"We've also had several students publish their first piece in the Occasional Papers Series. Even for me as a new faculty member, one of my earliest articles was in an issue focused on place-based education in the Occasional Papers Series. Gail's wonderful in creating opportunities for the community of graduate students and faculty here," he said.

"Teachers are facing genuine dilemmas about pushback (about patriotism)," Boldt said. "Right now, the country is so polarized that teachers are getting pushback if they're trying to do something more critical. They're getting pushback if they're not trying to do something more critical. 

"Is the idea of patriotism 'love it or leave it,' or is the idea of patriotism criticality and protest as an important part of American democracy … how do teachers frame that?" she asked.

Kissling has come to some answers through research he's done on the song "This Land Is Your Land," written in 1940 by Woody Guthrie. 

"I've looked at how teachers have taught the song, especially as it has a couple of verses that are referred to as 'protest' verses that aren't widely known," Kissling said. "The song's been in schools since the late '50s, but only a few stanzas. The ones that aren't in there wonder if 'this land was made for you and me.'"

Kissling said the call for the upcoming issue was framed around the "wondering if." 

"What does it mean to complicate patriotism?" Kissling said. "What does it mean if we say, 'this land made for you and me' if there are hungry people standing outside a relief office? The call was for people to wade into that complexity of patriotism. How are you teaching about it? How are you wrestling with it? The first part of the title of the issue is 'Am I Patriotic?'"

The song, Kissling said, is a cultural phenomenon. Kissling's research has included interviews with folk singer and social activist Pete Seeger; Woody Guthrie's daughter, Nora; and legendary recording artist Bruce Springsteen, who sings his own version of "This Land Is Your Land." 

One part of the upcoming edition is an audio link to Kissling's 2008 interview with Springsteen about that song, which Springsteen sang alongside Seeger on the steps of the Lincoln Memorial at former U.S. President Barack Obama's inauguration concert.

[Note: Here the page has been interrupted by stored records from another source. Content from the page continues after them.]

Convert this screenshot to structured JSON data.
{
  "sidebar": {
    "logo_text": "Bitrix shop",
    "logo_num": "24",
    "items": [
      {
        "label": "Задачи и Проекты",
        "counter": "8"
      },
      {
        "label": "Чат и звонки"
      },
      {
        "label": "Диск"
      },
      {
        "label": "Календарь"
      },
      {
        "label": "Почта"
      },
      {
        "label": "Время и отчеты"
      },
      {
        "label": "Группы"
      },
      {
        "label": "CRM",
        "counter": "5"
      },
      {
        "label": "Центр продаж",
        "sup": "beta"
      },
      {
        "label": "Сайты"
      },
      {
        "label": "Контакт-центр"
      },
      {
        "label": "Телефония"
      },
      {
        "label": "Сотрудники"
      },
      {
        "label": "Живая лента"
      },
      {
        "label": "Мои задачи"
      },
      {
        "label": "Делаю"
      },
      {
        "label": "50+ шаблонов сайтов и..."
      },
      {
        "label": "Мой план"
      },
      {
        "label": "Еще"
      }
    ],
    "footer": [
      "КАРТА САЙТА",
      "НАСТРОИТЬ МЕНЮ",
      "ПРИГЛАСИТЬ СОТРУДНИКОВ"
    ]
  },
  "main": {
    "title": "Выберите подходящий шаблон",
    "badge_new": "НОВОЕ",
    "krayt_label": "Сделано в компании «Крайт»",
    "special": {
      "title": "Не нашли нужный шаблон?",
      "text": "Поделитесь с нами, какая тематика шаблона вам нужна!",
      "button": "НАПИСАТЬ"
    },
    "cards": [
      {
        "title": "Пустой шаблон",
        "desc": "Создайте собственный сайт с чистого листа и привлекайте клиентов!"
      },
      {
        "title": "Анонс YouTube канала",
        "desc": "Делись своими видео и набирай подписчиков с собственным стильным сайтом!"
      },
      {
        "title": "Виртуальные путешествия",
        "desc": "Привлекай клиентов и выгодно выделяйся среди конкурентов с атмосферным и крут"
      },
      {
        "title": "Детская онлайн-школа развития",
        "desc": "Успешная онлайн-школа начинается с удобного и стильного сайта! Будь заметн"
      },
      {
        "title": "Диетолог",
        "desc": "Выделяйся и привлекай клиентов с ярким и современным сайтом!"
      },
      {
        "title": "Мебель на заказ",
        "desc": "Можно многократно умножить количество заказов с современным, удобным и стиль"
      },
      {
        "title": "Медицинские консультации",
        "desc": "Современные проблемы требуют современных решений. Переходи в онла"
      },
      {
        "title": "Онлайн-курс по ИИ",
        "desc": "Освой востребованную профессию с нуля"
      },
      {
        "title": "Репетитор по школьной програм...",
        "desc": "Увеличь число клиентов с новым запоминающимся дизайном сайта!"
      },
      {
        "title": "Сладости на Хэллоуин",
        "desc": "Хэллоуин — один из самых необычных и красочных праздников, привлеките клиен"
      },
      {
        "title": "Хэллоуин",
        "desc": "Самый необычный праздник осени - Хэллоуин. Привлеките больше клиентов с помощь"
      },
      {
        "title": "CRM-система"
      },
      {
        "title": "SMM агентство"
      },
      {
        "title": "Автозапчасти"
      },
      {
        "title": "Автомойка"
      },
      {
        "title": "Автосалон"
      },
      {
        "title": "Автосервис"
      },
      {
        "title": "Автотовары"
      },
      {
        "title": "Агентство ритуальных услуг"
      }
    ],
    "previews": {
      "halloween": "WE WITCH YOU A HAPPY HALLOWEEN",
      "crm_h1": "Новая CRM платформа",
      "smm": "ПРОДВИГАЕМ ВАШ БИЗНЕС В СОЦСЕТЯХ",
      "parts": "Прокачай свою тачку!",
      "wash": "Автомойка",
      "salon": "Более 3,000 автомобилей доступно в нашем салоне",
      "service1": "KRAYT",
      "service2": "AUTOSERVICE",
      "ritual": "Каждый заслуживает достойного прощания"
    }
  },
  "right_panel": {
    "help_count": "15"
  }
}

"I asked (Springsteen) where he learned that song and it was fascinating to hear him say he learned it from 'Hootenanny,' (a folk show that was on TV in 1963-64)," Kissling said. "Many people tuned in when the folk boom was starting to emerge. He talked about a relative of his who taught him how to play the guitar. He had one song book and on the first page was ‘This Land Is Your Land.’"

Springsteen told Kissling that reading about Woody Guthrie's social awareness and his commentary led him to put the song into his own shows. "The interview is really poetic and beautiful language; it's compelling," Kissling said. "My voice is in there very little. It's Bruce talking, it's storytelling and philosophizing … it's great stuff. 

"It's about what it means to be American, what it means to be patriotic. It's complicated. He wouldn't sing those protest verses initially, now he tends to sing them. He talks about how he was a product of Woody Guthrie and Elvis Presley, that the pink Cadillac was something he wanted to have."

In the upcoming issue, the interview with Springsteen stands alongside five peer-reviewed papers, four invited essays written by prominent educational scholars, and one graphic story about JROTC programs in schools.

"One of the invited essays is titled 'Patriotism and Dual Citizenship' and the author is thinking about being both a Mexican citizen and a U.S. citizen and what that means for her patriotism. It was important to me to complicate patriotism, for it not just to be in one national context."

This particular topic adheres to Bank Street's overall progressive mission, according to Boldt.

"I think Bank Street was founded with a very specific vision that's really important to them and that they hold onto and grow and cultivate," she said. The Occasional Papers are one manifestation of that commitment, and with thousands of readers in 126 countries and over 1,300 institutions, the impact of their commitment is far reaching and significant."

(Media Contacts)

Last Updated October 10, 2018